wordpress-code-smallWordPress has its own cron to automatically and scheduled run certain themes. Therefore WordPress provides several functions to use the cron.

In our first example we send every hour a mail with the help of the WordPress function wp_mail(). FYI, this is just a possibility, please don’t do it on your system!

As default, WordPress can handle 3 time keys, which you can call with the function wp_schedule_event.

// send automatic scheduled email
if ( ! wp_next_scheduled(‘my_task_hook’) ) {
wp_schedule_event( time(), ‘hourly’, ‘my_task_hook’ ); // hourly, daily and twicedaily
}

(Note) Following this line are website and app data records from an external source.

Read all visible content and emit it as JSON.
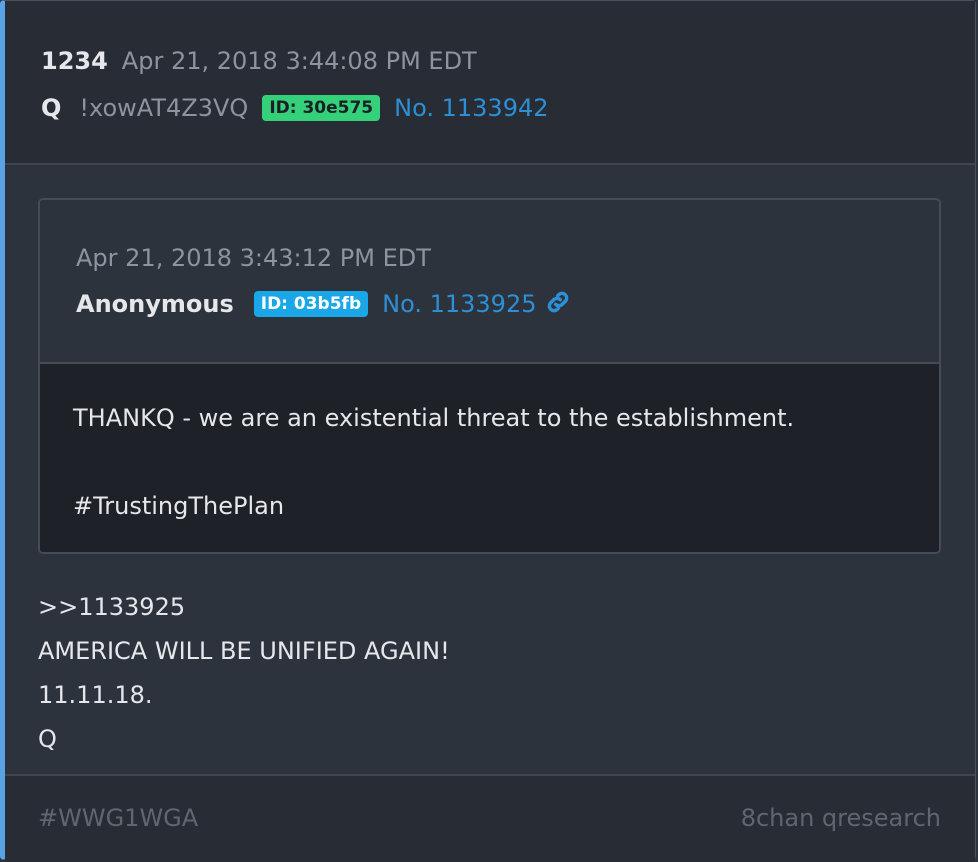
{
  "post": {
    "number": "1234",
    "timestamp": "Apr 21, 2018 3:44:08 PM EDT",
    "author": "Q",
    "tripcode": "!xowAT4Z3VQ",
    "id_badge": "ID: 30e575",
    "post_no": "No. 1133942",
    "lines": [
      ">>1133925",
      "AMERICA WILL BE UNIFIED AGAIN!",
      "11.11.18.",
      "Q"
    ]
  },
  "quoted": {
    "timestamp": "Apr 21, 2018 3:43:12 PM EDT",
    "author": "Anonymous",
    "id_badge": "ID: 03b5fb",
    "post_no": "No. 1133925",
    "icon": "link-icon",
    "body_line1": "THANKQ - we are an existential threat to the establishment.",
    "body_line2": "#TrustingThePlan"
  },
  "footer": {
    "hashtag": "#WWG1WGA",
    "source": "8chan qresearch"
  },
  "colors": {
    "accent_bar": "#5aa2e6",
    "link": "#2d8fd4",
    "badge_green": "#35d17a",
    "badge_blue": "#1aa7e8"
  }
}
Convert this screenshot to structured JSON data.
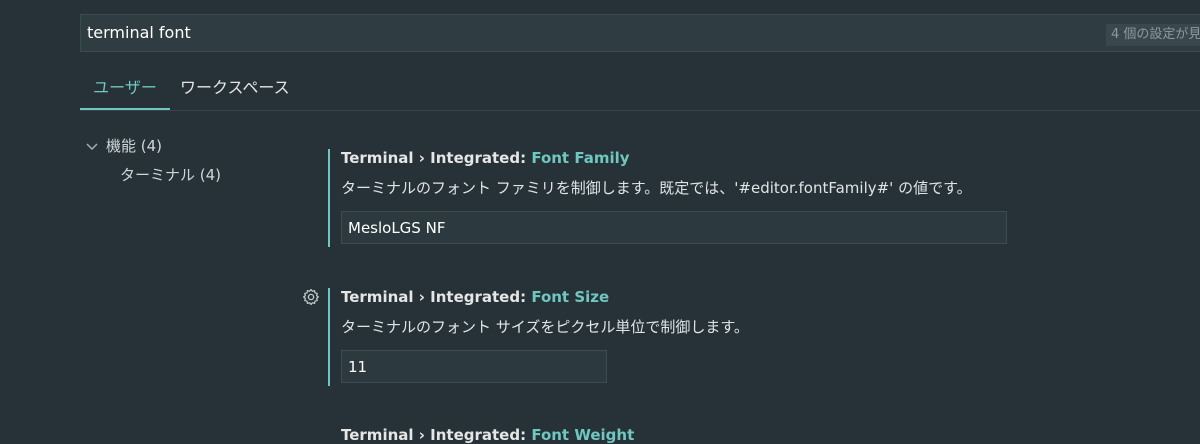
{
  "search": {
    "value": "terminal font",
    "result_count": "4 個の設定が見"
  },
  "tabs": {
    "user": "ユーザー",
    "workspace": "ワークスペース"
  },
  "tree": {
    "features": "機能 (4)",
    "terminal": "ターミナル (4)"
  },
  "settings": [
    {
      "prefix": "Terminal › Integrated: ",
      "key": "Font Family",
      "description": "ターミナルのフォント ファミリを制御します。既定では、'#editor.fontFamily#' の値です。",
      "value": "MesloLGS NF"
    },
    {
      "prefix": "Terminal › Integrated: ",
      "key": "Font Size",
      "description": "ターミナルのフォント サイズをピクセル単位で制御します。",
      "value": "11"
    },
    {
      "prefix": "Terminal › Integrated: ",
      "key": "Font Weight"
    }
  ],
  "icons": {
    "gear": "gear-icon",
    "chevron": "chevron-down-icon"
  },
  "colors": {
    "background": "#263238",
    "accent": "#6fc7c0"
  }
}
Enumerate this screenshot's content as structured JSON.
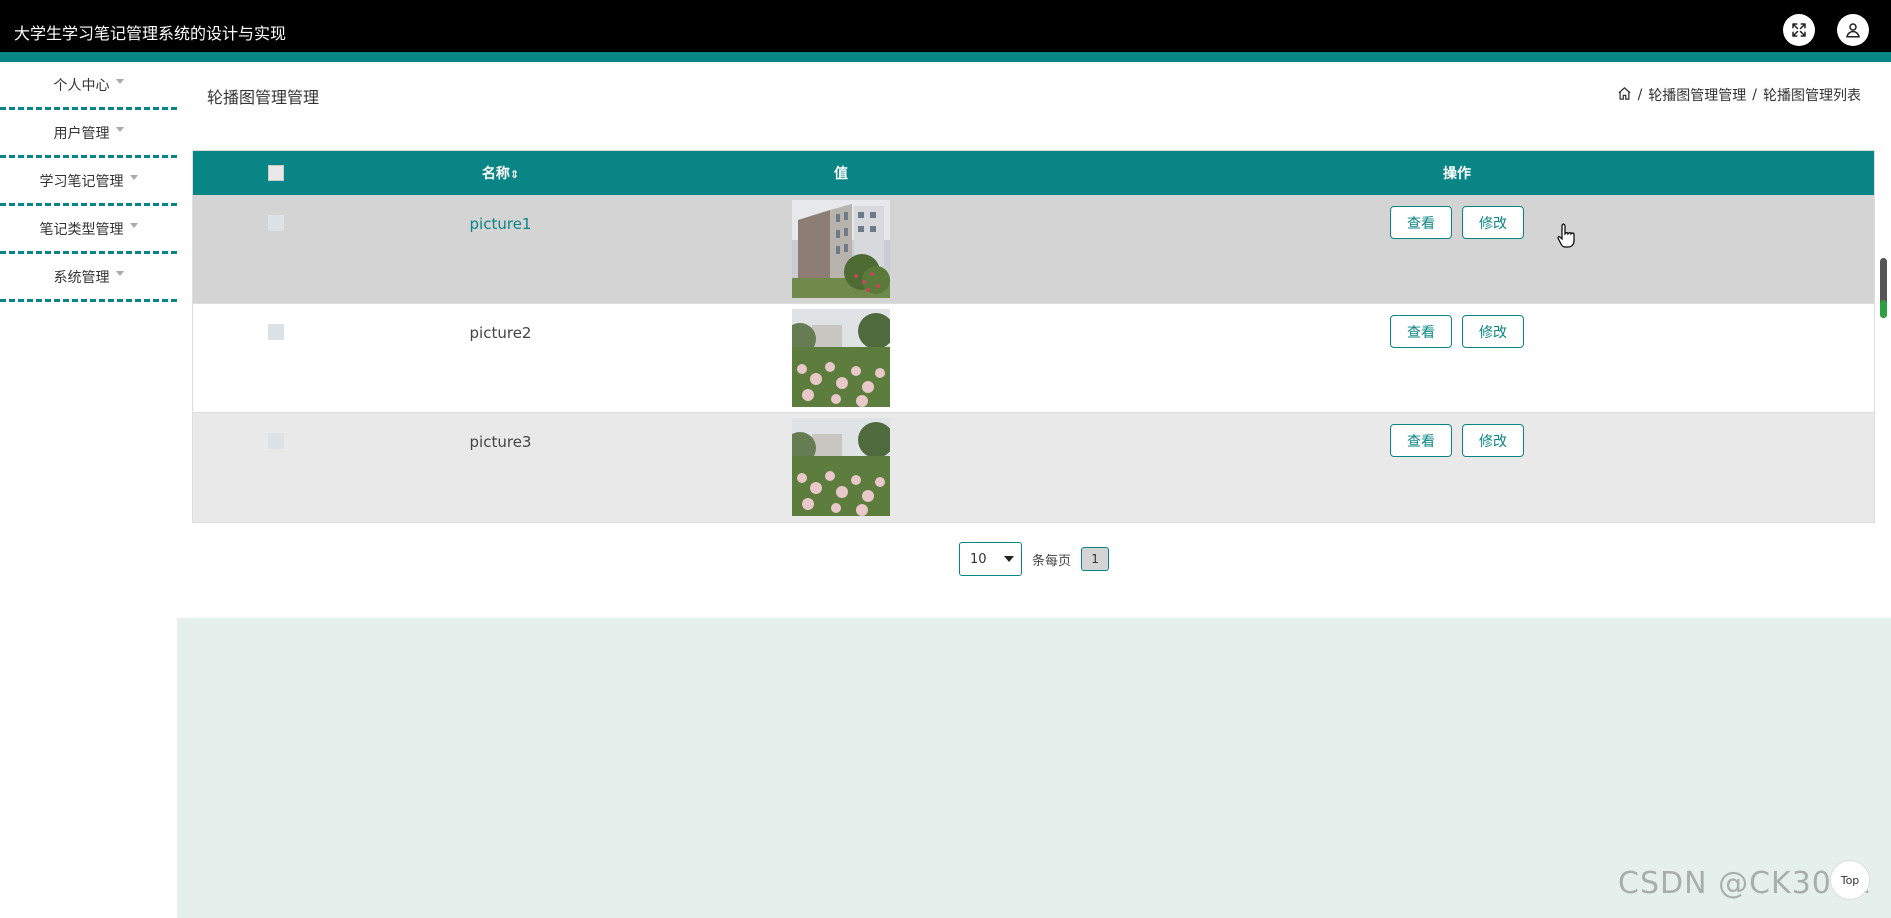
{
  "header": {
    "title": "大学生学习笔记管理系统的设计与实现",
    "fullscreen_icon": "fullscreen-icon",
    "user_icon": "user-icon"
  },
  "sidebar": {
    "items": [
      {
        "label": "个人中心"
      },
      {
        "label": "用户管理"
      },
      {
        "label": "学习笔记管理"
      },
      {
        "label": "笔记类型管理"
      },
      {
        "label": "系统管理"
      }
    ]
  },
  "main": {
    "page_title": "轮播图管理管理",
    "breadcrumb": {
      "home_icon": "home-icon",
      "separator": "/",
      "items": [
        "轮播图管理管理",
        "轮播图管理列表"
      ]
    },
    "table": {
      "headers": {
        "name": "名称",
        "sort_icon": "⇕",
        "value": "值",
        "ops": "操作"
      },
      "rows": [
        {
          "name": "picture1",
          "view": "查看",
          "edit": "修改"
        },
        {
          "name": "picture2",
          "view": "查看",
          "edit": "修改"
        },
        {
          "name": "picture3",
          "view": "查看",
          "edit": "修改"
        }
      ]
    },
    "pagination": {
      "page_size": "10",
      "per_page_label": "条每页",
      "current_page": "1"
    }
  },
  "footer": {
    "top_button": "Top",
    "watermark": "CSDN @CK3011"
  },
  "colors": {
    "accent": "#0a8585",
    "header_bg": "#000000",
    "panel_bg": "#e5f0ed"
  }
}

add_action( ‘my_task_hook’, ‘my_task_function’ );
function my_task_function() {

wp_mail(
‘example@yoursite.com’,
‘Automatic mail’,
‘Hello, this is an automatically scheduled email from WordPress.’
);
}

If you use the cron in a Plugin or theme, then don’t forget to deactivate the cron if you don’t need it anymore.

delete_action( ‘my_task_hook’, ‘my_task_deactivate’ );
// clean the scheduler
function my_task_deactivate() {

wp_clear_scheduled_hook( ‘my_task_hook’ );
}

But not always are 3 time values enough. Luckily you can expand the control via a filter.

add_filter( ‘cron_schedules’, ‘filter_cron_schedules’ );
// add custom time to cron
function filter_cron_schedules( $param ) {
return array( ‘once_half_hour’ => array(
‘interval’ => 1800, // seconds
‘display’ => __( ‘Once Half an Hour’ )
) );
}